_EXERCISE DETAILS_
From the entries, copy each line that includes "ninauc".

(Dataset rows describing interfaces)
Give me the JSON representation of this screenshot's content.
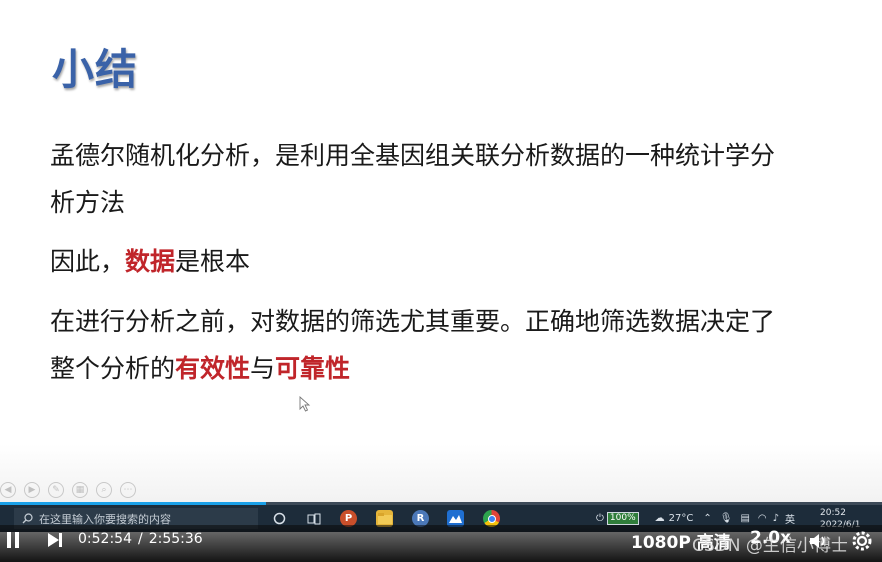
{
  "slide": {
    "title": "小结",
    "p1_line1": "孟德尔随机化分析，是利用全基因组关联分析数据的一种统计学分",
    "p1_line2": "析方法",
    "p2_pre": "因此，",
    "p2_red": "数据",
    "p2_post": "是根本",
    "p3_line1": "在进行分析之前，对数据的筛选尤其重要。正确地筛选数据决定了",
    "p3_pre": "整个分析的",
    "p3_red1": "有效性",
    "p3_mid": "与",
    "p3_red2": "可靠性"
  },
  "taskbar": {
    "search_placeholder": "在这里输入你要搜索的内容",
    "apps": [
      "cortana-icon",
      "task-view-icon",
      "powerpoint-icon",
      "file-explorer-icon",
      "r-icon",
      "app-icon",
      "chrome-icon"
    ],
    "battery": "100%",
    "weather": "27°C",
    "ime": "英",
    "time": "20:52",
    "date": "2022/6/1"
  },
  "player": {
    "current_time": "0:52:54",
    "separator": "/",
    "total_time": "2:55:36",
    "progress": 0.3014,
    "quality": "1080P 高清",
    "speed": "2.0x",
    "watermark": "CSDN @生信小博士"
  },
  "colors": {
    "title": "#3a62a8",
    "emphasis": "#c0252a",
    "taskbar": "#1d2c3a",
    "progress": "#1aa0e8"
  }
}
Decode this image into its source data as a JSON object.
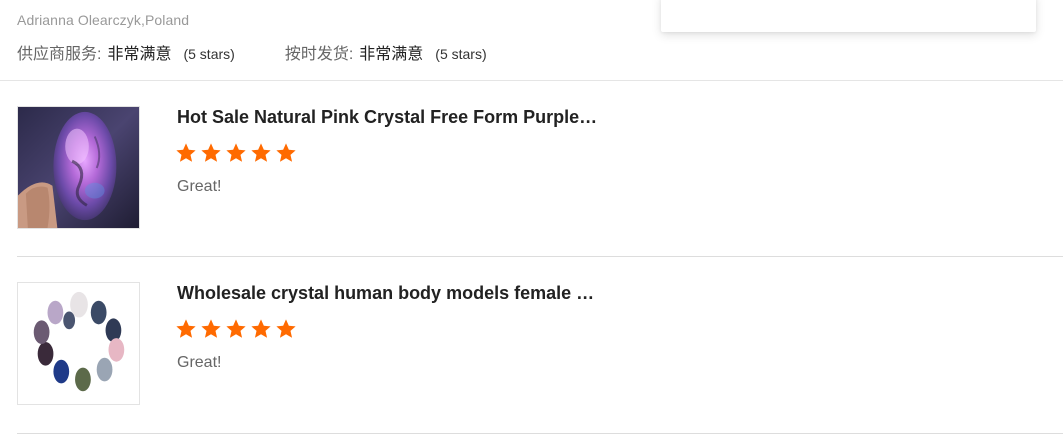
{
  "reviewer": {
    "name_country": "Adrianna Olearczyk,Poland"
  },
  "ratings": [
    {
      "label": "供应商服务:",
      "value": "非常满意",
      "stars_text": "(5 stars)"
    },
    {
      "label": "按时发货:",
      "value": "非常满意",
      "stars_text": "(5 stars)"
    }
  ],
  "reviews": [
    {
      "product_title": "Hot Sale Natural Pink Crystal Free Form Purple…",
      "rating": 5,
      "text": "Great!",
      "thumbnail_icon": "labradorite-crystal-photo"
    },
    {
      "product_title": "Wholesale crystal human body models female …",
      "rating": 5,
      "text": "Great!",
      "thumbnail_icon": "crystal-body-figurines-photo"
    }
  ],
  "colors": {
    "star": "#ff6a00",
    "divider": "#e5e5e5",
    "muted_text": "#999999"
  }
}
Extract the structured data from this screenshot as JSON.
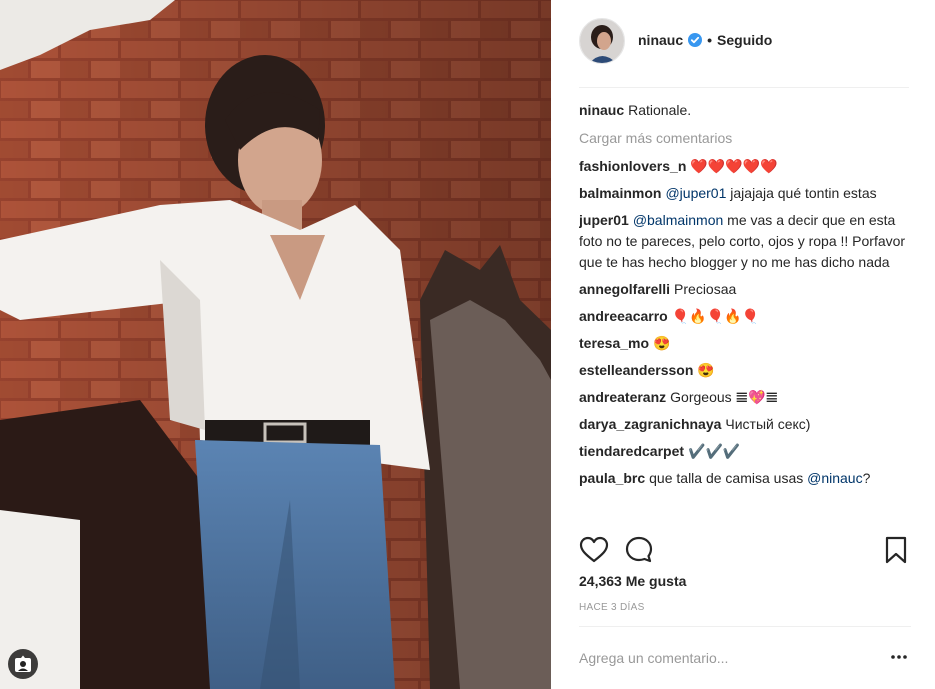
{
  "post": {
    "username": "ninauc",
    "follow_status": "Seguido",
    "caption_user": "ninauc",
    "caption_text": "Rationale.",
    "load_more": "Cargar más comentarios",
    "likes": "24,363 Me gusta",
    "timestamp": "HACE 3 DÍAS",
    "add_comment_placeholder": "Agrega un comentario...",
    "accent_color": "#3897f0",
    "mention_color": "#003569"
  },
  "comments": [
    {
      "user": "fashionlovers_n",
      "text": "❤️❤️❤️❤️❤️"
    },
    {
      "user": "balmainmon",
      "mention": "@juper01",
      "text": " jajajaja qué tontin estas"
    },
    {
      "user": "juper01",
      "mention": "@balmainmon",
      "text": " me vas a decir que en esta foto no te pareces, pelo corto, ojos y ropa !! Porfavor que te has hecho blogger y no me has dicho nada"
    },
    {
      "user": "annegolfarelli",
      "text": "Preciosaa"
    },
    {
      "user": "andreeacarro",
      "text": "🎈🔥🎈🔥🎈"
    },
    {
      "user": "teresa_mo",
      "text": "😍"
    },
    {
      "user": "estelleandersson",
      "text": "😍"
    },
    {
      "user": "andreateranz",
      "text": "Gorgeous 𝌆💖𝌆"
    },
    {
      "user": "darya_zagranichnaya",
      "text": "Чистый секс)"
    },
    {
      "user": "tiendaredcarpet",
      "text": "✔️✔️✔️"
    },
    {
      "user": "paula_brc",
      "text": "que talla de camisa usas ",
      "mention": "@ninauc",
      "text_after": "?"
    }
  ],
  "icons": {
    "like": "heart-icon",
    "comment": "comment-bubble-icon",
    "save": "bookmark-icon",
    "more": "more-dots-icon",
    "verified": "verified-badge-icon",
    "tag": "user-tag-icon"
  }
}
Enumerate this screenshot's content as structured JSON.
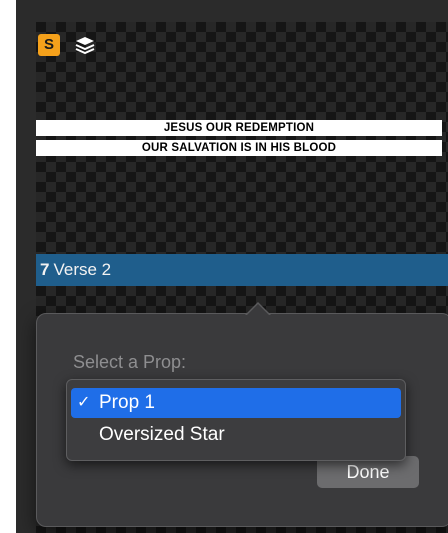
{
  "colors": {
    "badge": "#f5a11b",
    "slide_label_bg": "#1f5e8c",
    "selection_blue": "#1f6ee8",
    "done_button": "#6c6c6e"
  },
  "slide": {
    "badge_letter": "S",
    "layers_icon": "layers-icon",
    "lines": [
      "JESUS OUR REDEMPTION",
      "OUR SALVATION IS IN HIS BLOOD"
    ],
    "number": "7",
    "name": "Verse 2"
  },
  "popover": {
    "prompt": "Select a Prop:",
    "done_label": "Done",
    "options": [
      {
        "label": "Prop 1",
        "checkmark": "✓",
        "selected": true
      },
      {
        "label": "Oversized Star",
        "checkmark": "",
        "selected": false
      }
    ]
  }
}
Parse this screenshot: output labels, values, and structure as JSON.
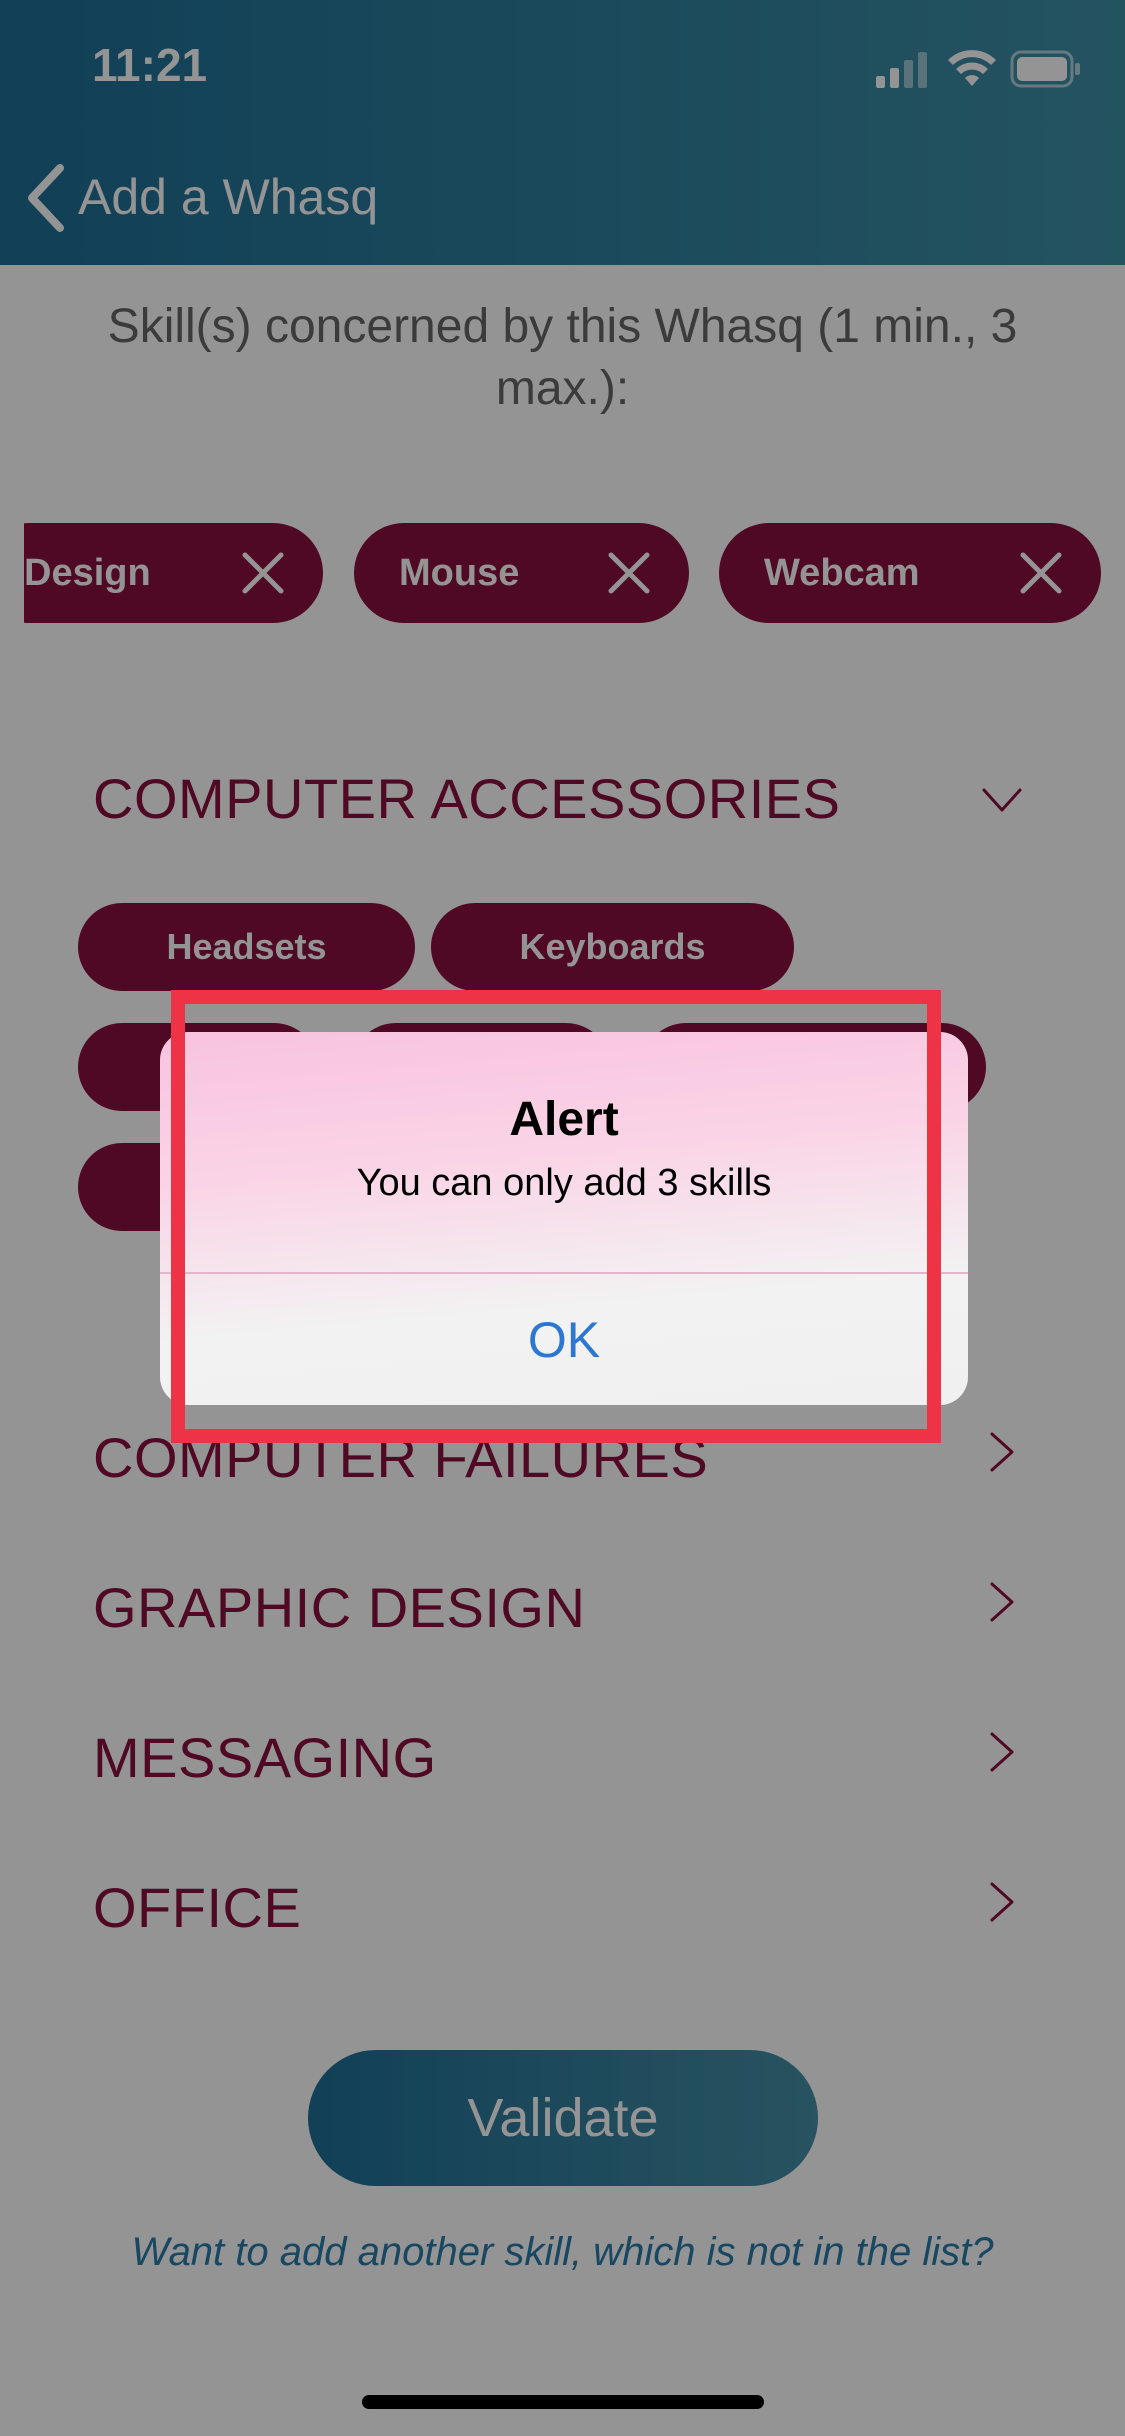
{
  "status_bar": {
    "time": "11:21"
  },
  "nav": {
    "title": "Add a Whasq"
  },
  "skills_heading": "Skill(s) concerned by this Whasq (1 min., 3 max.):",
  "selected_skills": [
    {
      "label": "Design"
    },
    {
      "label": "Mouse"
    },
    {
      "label": "Webcam"
    }
  ],
  "categories": [
    {
      "label": "COMPUTER ACCESSORIES",
      "expanded": true
    },
    {
      "label": "COMPUTER FAILURES",
      "expanded": false
    },
    {
      "label": "GRAPHIC DESIGN",
      "expanded": false
    },
    {
      "label": "MESSAGING",
      "expanded": false
    },
    {
      "label": "OFFICE",
      "expanded": false
    }
  ],
  "accessory_skills": [
    "Headsets",
    "Keyboards"
  ],
  "validate_label": "Validate",
  "add_skill_link": "Want to add another skill, which is not in the list?",
  "alert": {
    "title": "Alert",
    "message": "You can only add 3 skills",
    "ok_label": "OK"
  },
  "colors": {
    "accent": "#8a1041",
    "header_gradient_start": "#1e6f96",
    "header_gradient_end": "#3f8fa6",
    "highlight": "#ee3346",
    "link": "#2b77d1"
  }
}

_RESPONSE TO THIS TASK_
    "username": "ninauc",
    "caption_user": "ninauc",
      "mention": "@ninauc",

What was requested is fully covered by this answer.